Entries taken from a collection
BEGIN

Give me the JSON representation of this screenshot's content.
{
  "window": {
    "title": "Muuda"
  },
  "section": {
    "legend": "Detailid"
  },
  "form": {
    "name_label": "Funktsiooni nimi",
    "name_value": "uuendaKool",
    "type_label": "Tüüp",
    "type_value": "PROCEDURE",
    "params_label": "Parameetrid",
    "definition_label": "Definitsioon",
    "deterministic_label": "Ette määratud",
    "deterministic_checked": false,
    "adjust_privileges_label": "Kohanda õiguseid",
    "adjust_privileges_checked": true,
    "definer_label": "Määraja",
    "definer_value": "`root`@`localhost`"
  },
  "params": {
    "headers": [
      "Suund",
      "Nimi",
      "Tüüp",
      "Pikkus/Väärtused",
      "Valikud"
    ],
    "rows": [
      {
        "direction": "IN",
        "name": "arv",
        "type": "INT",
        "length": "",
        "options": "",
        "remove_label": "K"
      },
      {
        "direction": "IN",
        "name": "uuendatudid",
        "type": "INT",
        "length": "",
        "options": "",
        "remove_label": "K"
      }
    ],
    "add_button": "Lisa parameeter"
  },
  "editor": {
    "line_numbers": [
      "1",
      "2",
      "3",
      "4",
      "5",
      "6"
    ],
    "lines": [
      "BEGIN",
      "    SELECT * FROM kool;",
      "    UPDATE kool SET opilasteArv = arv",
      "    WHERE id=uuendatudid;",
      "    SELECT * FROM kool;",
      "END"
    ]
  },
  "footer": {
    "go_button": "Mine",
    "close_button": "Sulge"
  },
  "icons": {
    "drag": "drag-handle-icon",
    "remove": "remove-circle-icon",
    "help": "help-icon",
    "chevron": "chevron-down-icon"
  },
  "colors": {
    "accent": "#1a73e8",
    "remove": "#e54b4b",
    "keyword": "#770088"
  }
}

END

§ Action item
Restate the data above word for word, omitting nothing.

§ Response below
Give me the JSON representation of this screenshot's content.
{
  "window": {
    "title": "Muuda"
  },
  "section": {
    "legend": "Detailid"
  },
  "form": {
    "name_label": "Funktsiooni nimi",
    "name_value": "uuendaKool",
    "type_label": "Tüüp",
    "type_value": "PROCEDURE",
    "params_label": "Parameetrid",
    "definition_label": "Definitsioon",
    "deterministic_label": "Ette määratud",
    "deterministic_checked": false,
    "adjust_privileges_label": "Kohanda õiguseid",
    "adjust_privileges_checked": true,
    "definer_label": "Määraja",
    "definer_value": "`root`@`localhost`"
  },
  "params": {
    "headers": [
      "Suund",
      "Nimi",
      "Tüüp",
      "Pikkus/Väärtused",
      "Valikud"
    ],
    "rows": [
      {
        "direction": "IN",
        "name": "arv",
        "type": "INT",
        "length": "",
        "options": "",
        "remove_label": "K"
      },
      {
        "direction": "IN",
        "name": "uuendatudid",
        "type": "INT",
        "length": "",
        "options": "",
        "remove_label": "K"
      }
    ],
    "add_button": "Lisa parameeter"
  },
  "editor": {
    "line_numbers": [
      "1",
      "2",
      "3",
      "4",
      "5",
      "6"
    ],
    "lines": [
      "BEGIN",
      "    SELECT * FROM kool;",
      "    UPDATE kool SET opilasteArv = arv",
      "    WHERE id=uuendatudid;",
      "    SELECT * FROM kool;",
      "END"
    ]
  },
  "footer": {
    "go_button": "Mine",
    "close_button": "Sulge"
  },
  "icons": {
    "drag": "drag-handle-icon",
    "remove": "remove-circle-icon",
    "help": "help-icon",
    "chevron": "chevron-down-icon"
  },
  "colors": {
    "accent": "#1a73e8",
    "remove": "#e54b4b",
    "keyword": "#770088"
  }
}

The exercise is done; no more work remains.